Task requirements: Copy out each line of the material that includes the word "name".

Records for this task:
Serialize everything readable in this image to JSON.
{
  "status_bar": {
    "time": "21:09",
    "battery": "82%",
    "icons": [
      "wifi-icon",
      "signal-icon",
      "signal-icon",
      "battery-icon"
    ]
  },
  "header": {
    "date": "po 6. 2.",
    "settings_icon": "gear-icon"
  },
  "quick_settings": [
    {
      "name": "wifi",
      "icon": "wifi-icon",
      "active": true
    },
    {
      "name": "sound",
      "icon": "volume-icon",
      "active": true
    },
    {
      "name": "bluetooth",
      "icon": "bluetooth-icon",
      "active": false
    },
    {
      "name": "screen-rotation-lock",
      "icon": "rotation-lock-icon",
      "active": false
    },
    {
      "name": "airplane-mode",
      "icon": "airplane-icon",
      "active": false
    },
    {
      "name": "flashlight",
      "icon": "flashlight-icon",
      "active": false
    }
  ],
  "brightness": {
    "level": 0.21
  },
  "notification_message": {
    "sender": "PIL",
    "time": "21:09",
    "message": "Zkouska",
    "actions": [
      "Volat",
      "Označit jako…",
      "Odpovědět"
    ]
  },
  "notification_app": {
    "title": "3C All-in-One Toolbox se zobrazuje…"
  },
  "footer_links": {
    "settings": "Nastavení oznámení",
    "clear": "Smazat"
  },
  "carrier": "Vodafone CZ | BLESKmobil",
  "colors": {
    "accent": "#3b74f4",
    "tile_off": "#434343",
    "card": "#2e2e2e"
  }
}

Expected answer:
      "name": "wifi",
      "name": "sound",
      "name": "bluetooth",
      "name": "screen-rotation-lock",
      "name": "airplane-mode",
      "name": "flashlight",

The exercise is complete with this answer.